And while Yglesias doesn’t say so, it would also discourage the immigration of the parents we WANT to move here and thereby precludes our opportunity to be “reasonably selective” in our immigration policy.

Lack of support for parents also disproportionately disadvantages the poor, as will surprise no one. And yet the scale of the disparity is nevertheless shocking: 21.1 percent of American children are living in poverty, compared with 11.3 percent of German children and just 9.3 percent of Swedish children, even though the U.S. is richer on average than either Germany or Sweden.

By accepting higher poverty levels among children, the US is sending a message that it doesn’t care about them… and a caring parent who wants the best for their child would not be drawn to a country with such a policy. Yglesias concludes his essay with a comparison between his goal that the US needs to accept more immigrants with Kennedy’s goal that we put a man on the moon and comes to this conclusion:
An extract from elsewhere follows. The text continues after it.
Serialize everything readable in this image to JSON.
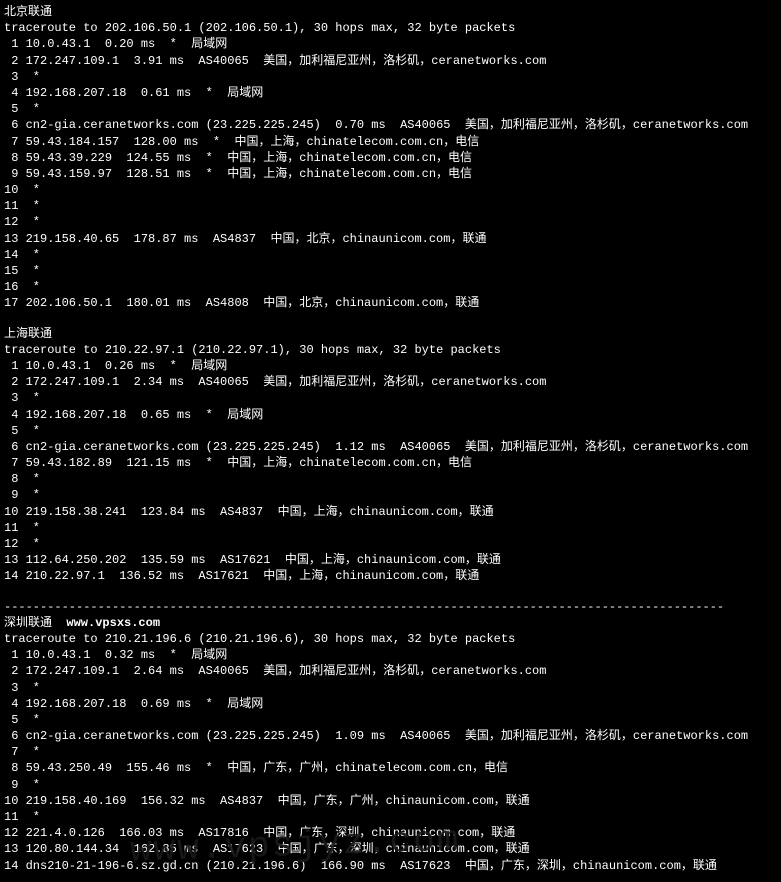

Letting more hardworking and talented foreign-born people move here is not hard. On the contrary, it’s keeping people out that’s hard. Providing financial support so that Americans can have as many children as they say they’d like to is a big change, but there’s nothing particularly difficult about it. Letting builders make whatever kind of housing their customers want to buy is easy. Shifting economic activity to places where land and buildings are cheap is a little more difficult, but it’s hardly a voyage to the moon. Copying a traffic-management paradigm that Singapore implemented in the mid-’70s isn’t hard at all, nor is copying long-standing German commuter-rail practices. These easy things feel hard only because we’ve become accustomed to a political culture that can barely do anything at all… 

…But think of how much healthier our politics would be if there were really a debate about how to accomplish great things rather than a food fight over semi-imagined offenses to “real Americans” that serves as a mask for an endless procession of tax cuts for the rich. Why not make America greater than ever instead?

Whatever liberals’ misgivings about this national project, America should aspire to be the greatest nation on earth. That’s what Americans already think and rightly so. Rather than being paralyzed by racial panic, ecopessimism, or paranoia about the loss of parking spaces, we should try to think this stuff through calmly and systematically — choosing to emulate our forefathers and mothers, who managed to welcome millions of newcomers and ride oxcarts across the Rocky Mountains to build the greatest nation in human history, rather than throw up our hands at every moderately difficult logistical problem and whine that the country is full.

Yglesias avoids emphasizing what I see as an obvious though politically contentious conclusion: that “we’ve become accustomed to a political culture that can barely do anything at all” because we’ve bought into the Conservative thinking of Ronald Reagan that “government is the problem” and the neoliberal thinking that “running Government like a business” is the antidote. We need to embrace the liberal thinking as defined by the Oxford dictionary: we need to be “open to new behavior or opinions and willing to discard traditional values.” Yglesias is offering us a solution to our problems that merits careful consideration. Let’s give it our full consideration.